It’s curious how chess pieces are represented based on culture or tradition. In Baguio, I’ve seen chess pieces are in the shape of Igorot tribe warriors. I did a Google image search and found chess sets inspired by the American Civil War, the Scottish Wars, The Lord of the Rings (the kings are Gandalf and Sauron), African Massai warriors, the Super Bowl, ammunition (yes, bullets!) And, of course, in the wizarding world of Harry Potter, there’s wizard’s chess where the pieces move and demolish one another as the game is played.

In the chess set in the photo above, the King, Queen and Bishops look like they are from the Spanish colonial era in the Philippines. Instead of horses, there are carabaos (water buffalo). And, in place of the Rooks, traditionally represented by castle towers of Medieval Europe, there are nipa huts.

Interesting, this universality of chess. The rules of the game stay the same but the pieces can look so different from one set to the next.

Crocodile sungka boards


I don't play sungka. I never learned although it has always intrigued me as a child. When I got older, my interest was more on the solid wood board than the game itself. I so love solid wood objects.

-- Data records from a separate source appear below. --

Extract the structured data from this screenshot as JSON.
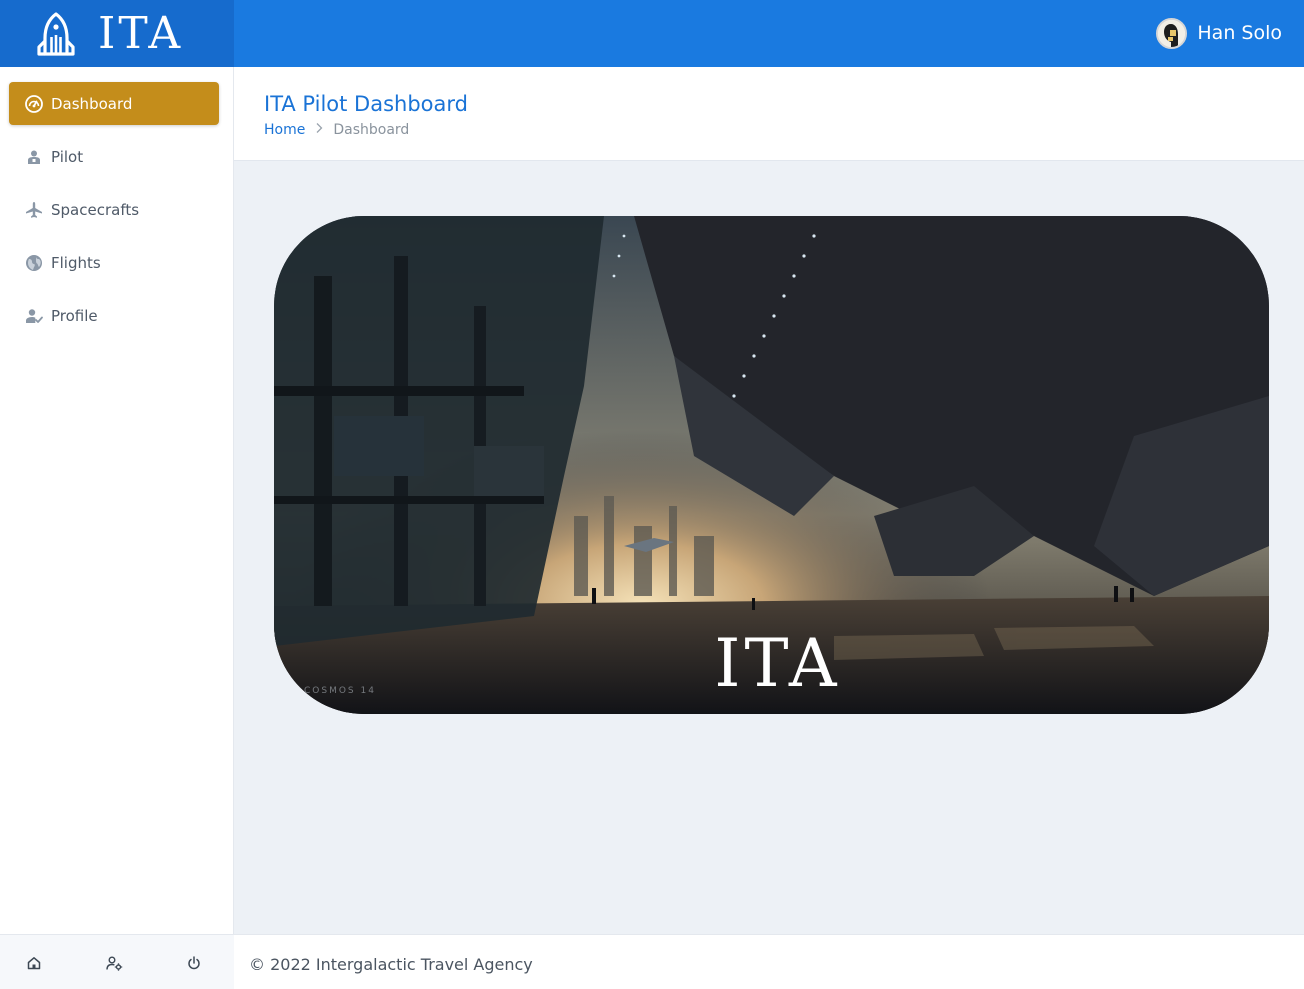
{
  "brand": {
    "name": "ITA",
    "logo_icon": "rocket-icon"
  },
  "user": {
    "name": "Han Solo",
    "avatar_icon": "avatar"
  },
  "sidebar": {
    "items": [
      {
        "label": "Dashboard",
        "icon": "dashboard-gauge-icon",
        "active": true
      },
      {
        "label": "Pilot",
        "icon": "pilot-icon",
        "active": false
      },
      {
        "label": "Spacecrafts",
        "icon": "airplane-icon",
        "active": false
      },
      {
        "label": "Flights",
        "icon": "globe-icon",
        "active": false
      },
      {
        "label": "Profile",
        "icon": "user-check-icon",
        "active": false
      }
    ],
    "footer_buttons": [
      "home-icon",
      "user-settings-icon",
      "power-icon"
    ]
  },
  "page": {
    "title": "ITA Pilot Dashboard",
    "breadcrumb": {
      "home": "Home",
      "current": "Dashboard"
    }
  },
  "hero": {
    "overlay_text": "ITA",
    "credit": "COSMOS 14"
  },
  "footer": {
    "text": "© 2022 Intergalactic Travel Agency"
  },
  "colors": {
    "topbar": "#1a7ae0",
    "brand_bg": "#166bcd",
    "active_item": "#c48d1b",
    "title": "#1a73d6",
    "content_bg": "#edf1f6"
  }
}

When I saw this crocodile sungka boards at Tiendesitas, I was drawn to them. But since neither I nor my daughters play the … »

Gat Paguil and Prince Carlos at the Pangil town plaza


Most have heard of Pakil but not Pangil. In fact, when I told Speedy that we could go to Pangil to photograph Lenten penitents, he did a double-take and asked, "Pakil?" as though, perhaps, I had mispronounced the name of the town. Pangil and Pakil are two distinct towns in Laguna. If you take the Manila East Road, Pangil is … »

Cool rider with wings on his wheels. Literally.


Speedy ran some errands this morning and saw this biker with the most interesting motorcycle. The mud guards, for the rider and not for the wheels, are shaped like an eagle's wings. Why stop at wings? Put in the bird's head too. Cool.The photos were taken along Marcos Highway in Antipolo. … »

Well, they sure looked like potholders — with paws and claws


Think of it this way. Take a potted plant. Say, a pot of sweet basil with flowers blooming on the tips. Show it to a botanist and he will see a specimen. Show to a decorator and he might see something that can adorn a window or a corner of the patio. Show it to a cook and he'll see aromatic herbs that belong in a pot or a … »

Filipino shopping habits and the “tingi” culture


In Philippine markets, it is possible to buy cooking oil by the cup. In Philippine neighborhood sari-sari (literally, variety) stores, it is possible to buy cigarettes by the stick, shampoo and coffee by the sachet, garlic in packs containing as few as four cloves or peppercorns in packs equal to about a teaspoonful. We … »

The honeybee wind vane in a honeybee farm


In photography, a moving object is best captured by actually showing motion. This honeybee wind vane at Ilog Maria honeybee farm, for instance. I had to wait until there was sufficient wind to make sure that the honeybee's wings were rotating fast. A really strong gust lasting at least half a minute would have yielded … »